The signatures of the ministers who signed the deal show they represented three separate factions. Notably were the faction under President Salva Kiir, faction of the former detainees under ex-SPLM secretary general, Pagan Amum and the armed opposition faction under first vice president in unity government, Taban Deng Gai.

It is not clear whether the former detainees have resolved internal contradictions in which some of its members outside the government and in foreign countries are advocating for holistic approach while those in the government appears submissive to the views of the government and those of the armed opposition faction under the country’s first vice president which supports the views of the government in its entirety, representing a major shift in the drivers of the war.

The statement also urged the fighting groups to observe and recommit themselves to the cessation of hostilities.
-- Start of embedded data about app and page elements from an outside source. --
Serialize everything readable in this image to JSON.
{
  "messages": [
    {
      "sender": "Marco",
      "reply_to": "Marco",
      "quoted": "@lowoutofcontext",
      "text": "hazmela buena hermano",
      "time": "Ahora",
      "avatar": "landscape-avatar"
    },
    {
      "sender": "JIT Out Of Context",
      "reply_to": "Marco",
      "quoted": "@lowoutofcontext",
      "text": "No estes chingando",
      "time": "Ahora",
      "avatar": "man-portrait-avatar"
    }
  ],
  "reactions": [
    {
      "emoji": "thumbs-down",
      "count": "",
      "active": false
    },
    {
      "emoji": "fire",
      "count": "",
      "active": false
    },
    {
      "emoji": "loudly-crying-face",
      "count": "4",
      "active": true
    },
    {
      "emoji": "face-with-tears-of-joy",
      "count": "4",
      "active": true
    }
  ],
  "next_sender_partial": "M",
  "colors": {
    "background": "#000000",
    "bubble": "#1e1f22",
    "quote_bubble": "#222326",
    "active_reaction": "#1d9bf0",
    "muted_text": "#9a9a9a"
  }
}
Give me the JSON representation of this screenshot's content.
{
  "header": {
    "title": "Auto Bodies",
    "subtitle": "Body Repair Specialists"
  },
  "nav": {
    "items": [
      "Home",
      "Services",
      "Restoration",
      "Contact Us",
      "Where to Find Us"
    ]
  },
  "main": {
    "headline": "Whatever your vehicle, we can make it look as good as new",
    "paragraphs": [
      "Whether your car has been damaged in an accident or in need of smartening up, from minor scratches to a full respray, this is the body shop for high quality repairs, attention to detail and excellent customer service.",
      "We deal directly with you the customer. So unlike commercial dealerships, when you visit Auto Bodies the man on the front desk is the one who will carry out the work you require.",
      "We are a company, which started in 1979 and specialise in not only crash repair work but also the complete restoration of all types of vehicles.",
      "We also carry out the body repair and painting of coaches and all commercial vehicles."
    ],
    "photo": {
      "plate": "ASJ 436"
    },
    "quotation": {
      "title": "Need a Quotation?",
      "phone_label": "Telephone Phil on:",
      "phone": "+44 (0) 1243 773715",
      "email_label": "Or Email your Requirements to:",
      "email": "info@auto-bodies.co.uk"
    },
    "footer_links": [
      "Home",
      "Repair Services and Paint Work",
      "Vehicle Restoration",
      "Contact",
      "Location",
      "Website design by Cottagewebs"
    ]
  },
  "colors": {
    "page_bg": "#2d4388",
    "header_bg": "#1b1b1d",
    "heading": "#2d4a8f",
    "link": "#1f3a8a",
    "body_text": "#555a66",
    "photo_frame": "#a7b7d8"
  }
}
It pointed out that the reunified SPLM agreed to revisit the SPLM constitution and manifesto to ensure the SPLM redefine its ideological direction and agreed to ensure peace and security in the country and guarantee public safety and comprehensive security sector reform and professionalization of all security sector institutions to reflect national character.

The statement says the reunified SPLM recommits to and support establishment of comprehensive transitional justice and the political bureau shall be restructured in a manner that ensures timely decision making, internal cohesion and collective decision making.

"The reunified leadership shall develop party code of ethics and disciplinary procedures to be applicable and upheld by all members irrespective of their positions," it further reads.

The factions also agreed “to convene a national Liberation Council in Juba for the purpose of endorsing the Arusha agreement on the reunification matrix”.

President Kiir, the statement noted, will work with guarantors to provide security for those who need it.

Uganda’s Yoweri Museveni signed the new agreement as the guarantor while Betty Kigombe and Mohammed Alamir initialed the deal as witnesses.

The meeting of the SPLM factions was held in Entebbe, Uganda from 13-15 December.

Last month, the rival factions of South Sudan’s ruling party signed a unification agreement seeking to rebuild trust and confidence among them.

The deal, dubbed the “Declaration of Unification”, was signed in Cairo, Egypt under the auspices of Egyptian President Abdel-Fatah al-Sisi and Museveni.